By opting out of offering the job to Jose Mourinho when Sir Alex sadly announced his retirement in 2012, the club’s owners made a huge mistake. Going with a man completely unproven at the highest level – someone who’d never won a single trophy – can now be seen for what it was: an unmitigated disaster. The fact Ed Woodward had to cut his teeth in elite football at the same time as the manager was a catastrophe that could have been sidestepped, but hindsight is a wonderful thing.
Skip forward two managers, one champions league finish, one FA Cup and umpteen unwanted records broken in four years to this last month. Jose Mourinho officially started his job on July 1st and decisively identified areas in which United needed to strengthen. He signed Bailiy – an unproven yet promising defender from Villarreal, and Mhkitaryan – a winger/attacking midfielder who was not only voted the Bundesliga player’s player of year, but also scored 11 goals and provided a league-topping 14 assists last season. Jose then went on to put a contract in front of one of the most talismanic footballers in the world, a rather confident man named Zlatan, and now Mourinho has firmly placed the cherry atop the pie in securing Pogba to add some genuine class in an area of the pitch where Manchester United have been lacking for years. And years. And years.
The Portuguese has clinically gone about his business in a manner that neither Van Gaal nor Moyes could manage. The fact United tried to sign Pogba during Moyes’ reign is testament to the Scot’s lack of pulling power. The approach that both Moyes and LVG adapted seemed to be scattergun in nature, a mix of last-minute gambles and questionable marquee signings that either failed to make the grade or were incorrectly used.
Mata is a perfect example of this – he has been the ultimate victim of circumstance at Old Trafford. Signed because Mourinho didn’t favour him in his Chelsea side, Moyes used the winter transfer window to buy Mata in a desperate attempt to appease the fans after a truly abysmal summer and a poor start to the club’s Premier League defence. Mata, a technically-gifted number 10 and thoroughly nice bloke, was not really what the team needed, despite an element of excitement when he flew in to Carrington by helicopter. He was consistently used out of position by both of our former managers, utilised as a (“false”) winger when this particular peg fits in a different hole – behind the strikers to be precise.
Fellaini, Di Maria, Falcao and Schweinsteiger have all too been victim of this random approach. Not Jose though; he has brought in players for positions he knows he is light on, and knows that is where they will play. Woodward too seems to have learned after four years how to conduct business, hopefully continuing to pull the strings from behind the scenes and not making an appearance on MUTV in an effort to get exposure and have a little brag about how quality he is.

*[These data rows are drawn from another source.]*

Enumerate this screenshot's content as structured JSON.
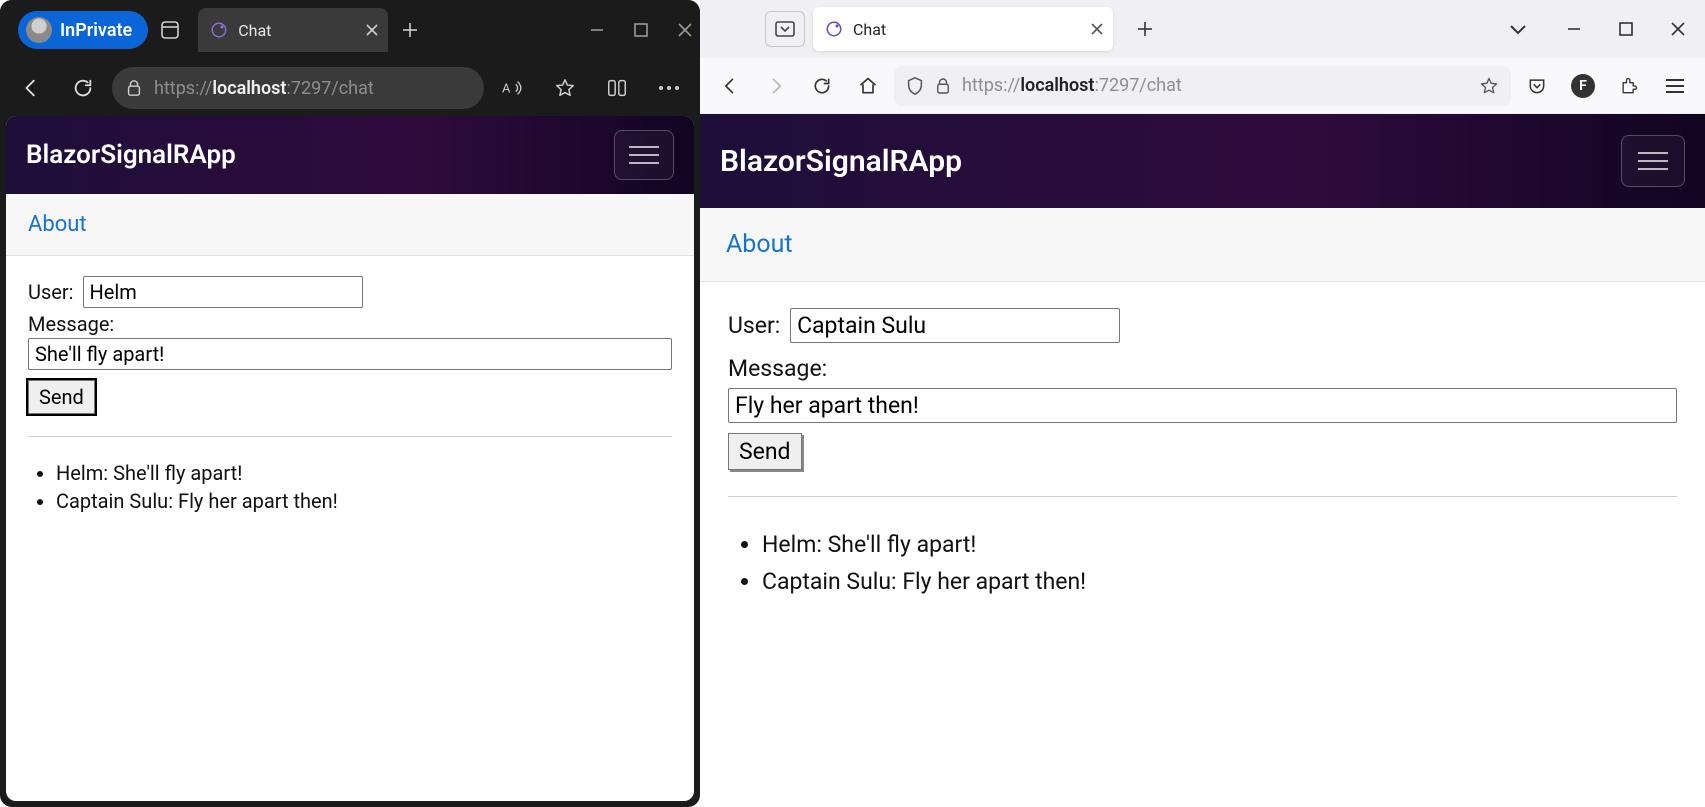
{
  "left": {
    "browser": {
      "inprivate_label": "InPrivate",
      "tab_title": "Chat",
      "url_scheme": "https://",
      "url_host": "localhost",
      "url_port_path": ":7297/chat"
    },
    "app": {
      "title": "BlazorSignalRApp",
      "about_label": "About",
      "user_label": "User:",
      "user_value": "Helm",
      "message_label": "Message:",
      "message_value": "She'll fly apart!",
      "send_label": "Send",
      "messages": [
        "Helm: She'll fly apart!",
        "Captain Sulu: Fly her apart then!"
      ]
    }
  },
  "right": {
    "browser": {
      "tab_title": "Chat",
      "url_scheme": "https://",
      "url_host": "localhost",
      "url_port_path": ":7297/chat",
      "profile_letter": "F"
    },
    "app": {
      "title": "BlazorSignalRApp",
      "about_label": "About",
      "user_label": "User:",
      "user_value": "Captain Sulu",
      "message_label": "Message:",
      "message_value": "Fly her apart then!",
      "send_label": "Send",
      "messages": [
        "Helm: She'll fly apart!",
        "Captain Sulu: Fly her apart then!"
      ]
    }
  }
}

There has been a seismic shift at Old Trafford as the red half of Manchester look towards the 16/17 season. United seem to have restored some of the glitz and glamour that had been so synonymous with the club and had been completely tarnished by the reign of two managers who never really seemed to understand what Man Utd means to its fans and the wider footballing landscape. We are one of, if not the biggest team in the world, as Zlatan recently stated. Mourinho is treating his job and the club like he knows this fact. Obviously success on the pitch will be the barometer of Jose’s time with United, but the transfers completed by our new manager have shown intent, wisdom and authority that has been sorely missing.
Jose Mourinho has not just brought Pogba back; he’s going to bring Premier League football home.